It's common to hear a certain class of foodniks proclaim the local food-cart craze is over. Which is true—if by "craze" you mean a "brief period when trained chefs thought it would be cute to make opulent sandwiches in a cart until the right investment scout winked as she swiped her finger across the Square-equipped iPad."
Now that those people are ensconced back in their LEED-certified towers, the cart scene is again a platform for hard-working outsiders trying to claw their way into the restaurant industry by serving busy people and immigrant communities.
At least that's the dynamic driving traffic at Southeast 102nd Avenue and Stark Street. Rahel's, one of the newest carts at that pod, is the second Ethiopian cart in town, meaning Portland has twice as many Ethiopian carts as there are Ethiopian restaurants in the states of Alabama, Arkansas and Mississippi—combined.
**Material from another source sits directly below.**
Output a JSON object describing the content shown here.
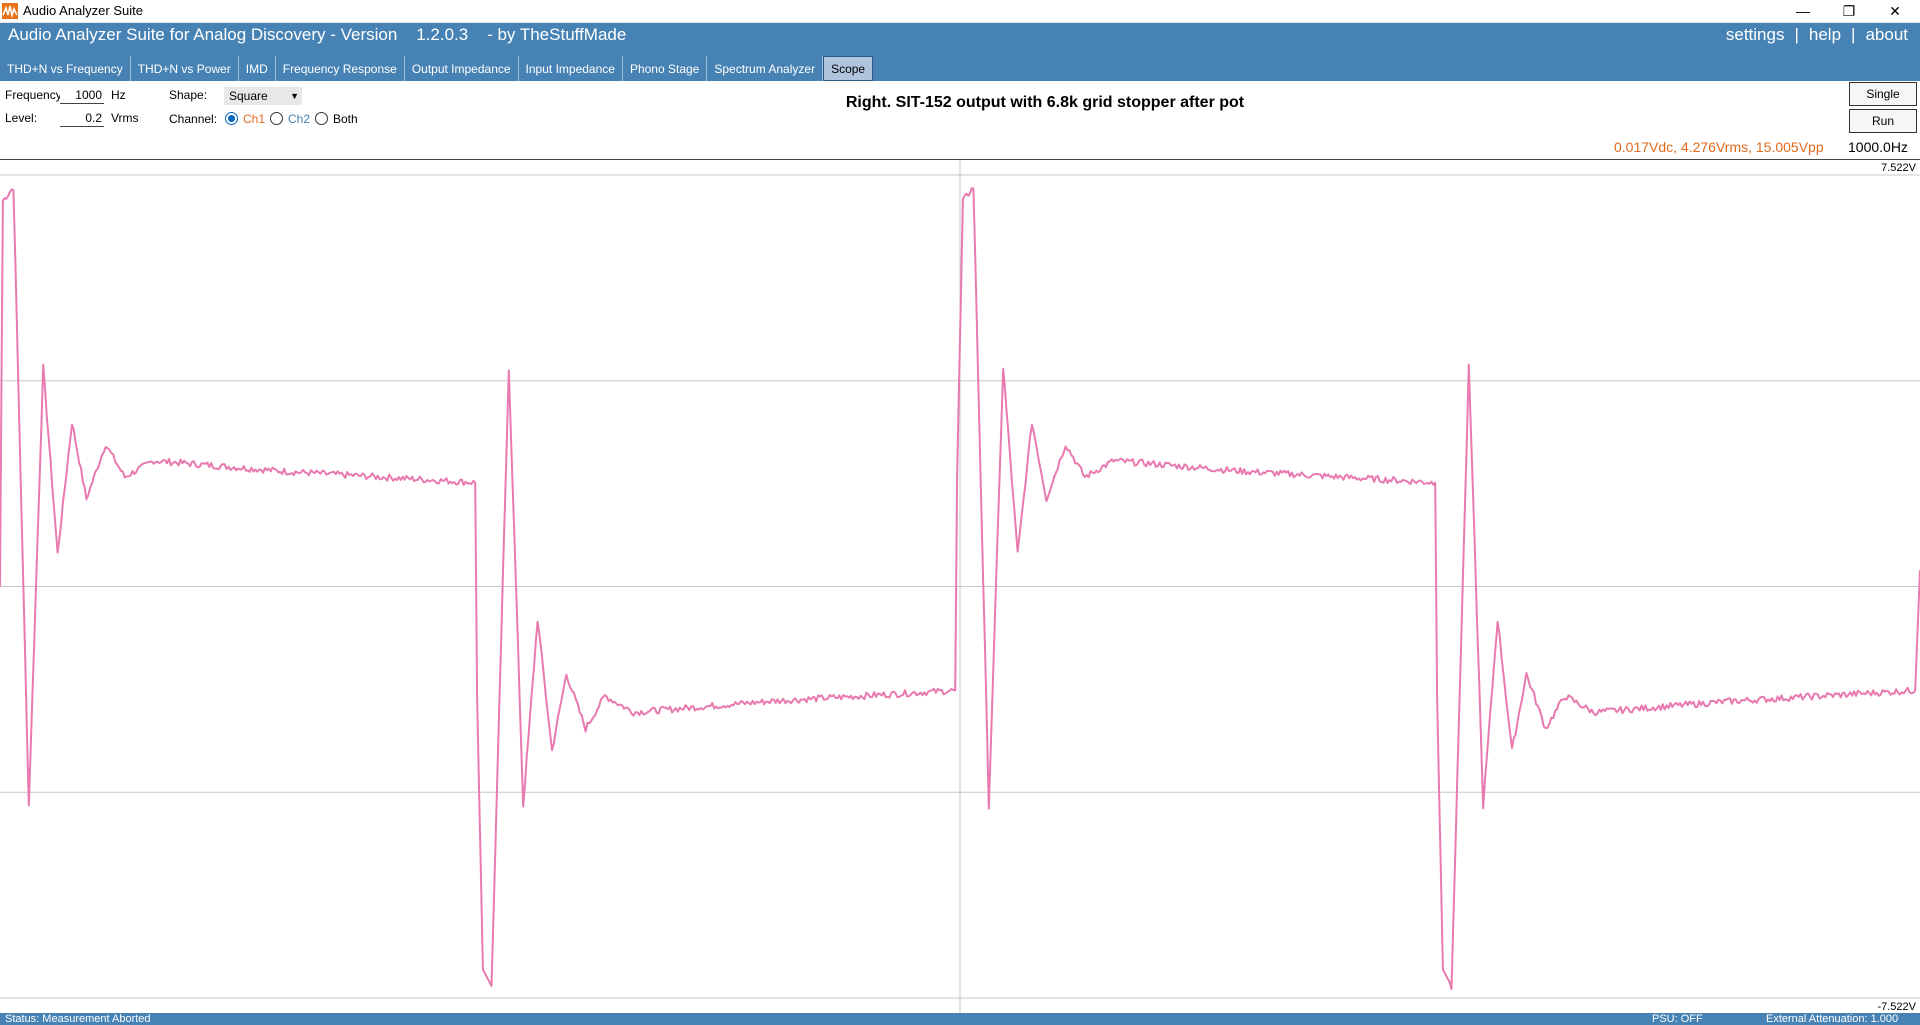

The cart even sells $5 bags of green coffee beans to be pan-roasted before being ground and brewed in the traditional Ethiopian way. "The Americans don't buy those," says the cart's owner. "Just the Ethiopian people."
Rahel's sells six main dishes, including doro watt (slow-cooked chicken in spicy berbere sauce, $8), siga watt (stewed beef, $7), tibs (pan-fried beef cubes, $7) and miser kay watt (red and yellow lentils simmered with berbere spices, $6). All are served on a blanket of thicker-than-average injera with a side of crisp, pleasantly bitter collard greens. The greens, beef and lentils are all allowed to keep a little of their crispness, avoiding the mushiness that is a common problem with Ethiopian food, especially when it's served from a row of slow cookers.
Rahel's may or may not eventually grow into bricks. But, as it's 50 blocks east of the nearest Ethiopian competitor, I'm happy to see it, trends be damned.
- Order this: Siga watt ($7).
- Best deal: Miser kay watt ($6).
EAT: Rahel's Ethiopian Food, 10175 SE Stark St., 896-7204. $.